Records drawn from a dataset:

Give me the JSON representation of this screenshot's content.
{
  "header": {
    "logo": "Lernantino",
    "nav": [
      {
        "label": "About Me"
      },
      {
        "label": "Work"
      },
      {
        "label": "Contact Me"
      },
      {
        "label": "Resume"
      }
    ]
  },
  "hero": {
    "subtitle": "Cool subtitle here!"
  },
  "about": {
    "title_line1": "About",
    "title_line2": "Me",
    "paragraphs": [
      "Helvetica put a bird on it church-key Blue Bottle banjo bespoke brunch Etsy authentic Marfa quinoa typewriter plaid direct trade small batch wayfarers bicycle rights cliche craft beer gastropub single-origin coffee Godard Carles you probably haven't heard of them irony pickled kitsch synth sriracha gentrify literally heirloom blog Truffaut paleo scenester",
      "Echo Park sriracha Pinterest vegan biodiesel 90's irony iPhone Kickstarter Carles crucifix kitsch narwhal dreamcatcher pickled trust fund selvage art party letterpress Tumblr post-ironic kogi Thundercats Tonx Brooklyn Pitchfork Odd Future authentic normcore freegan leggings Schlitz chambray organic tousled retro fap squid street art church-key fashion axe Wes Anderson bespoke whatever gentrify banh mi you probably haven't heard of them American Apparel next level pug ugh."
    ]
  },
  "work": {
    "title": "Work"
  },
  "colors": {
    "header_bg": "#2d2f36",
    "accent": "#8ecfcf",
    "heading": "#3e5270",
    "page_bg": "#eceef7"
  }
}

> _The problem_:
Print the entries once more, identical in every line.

> _Answer to the problem_:
Give me the JSON representation of this screenshot's content.
{
  "header": {
    "logo": "Lernantino",
    "nav": [
      {
        "label": "About Me"
      },
      {
        "label": "Work"
      },
      {
        "label": "Contact Me"
      },
      {
        "label": "Resume"
      }
    ]
  },
  "hero": {
    "subtitle": "Cool subtitle here!"
  },
  "about": {
    "title_line1": "About",
    "title_line2": "Me",
    "paragraphs": [
      "Helvetica put a bird on it church-key Blue Bottle banjo bespoke brunch Etsy authentic Marfa quinoa typewriter plaid direct trade small batch wayfarers bicycle rights cliche craft beer gastropub single-origin coffee Godard Carles you probably haven't heard of them irony pickled kitsch synth sriracha gentrify literally heirloom blog Truffaut paleo scenester",
      "Echo Park sriracha Pinterest vegan biodiesel 90's irony iPhone Kickstarter Carles crucifix kitsch narwhal dreamcatcher pickled trust fund selvage art party letterpress Tumblr post-ironic kogi Thundercats Tonx Brooklyn Pitchfork Odd Future authentic normcore freegan leggings Schlitz chambray organic tousled retro fap squid street art church-key fashion axe Wes Anderson bespoke whatever gentrify banh mi you probably haven't heard of them American Apparel next level pug ugh."
    ]
  },
  "work": {
    "title": "Work"
  },
  "colors": {
    "header_bg": "#2d2f36",
    "accent": "#8ecfcf",
    "heading": "#3e5270",
    "page_bg": "#eceef7"
  }
}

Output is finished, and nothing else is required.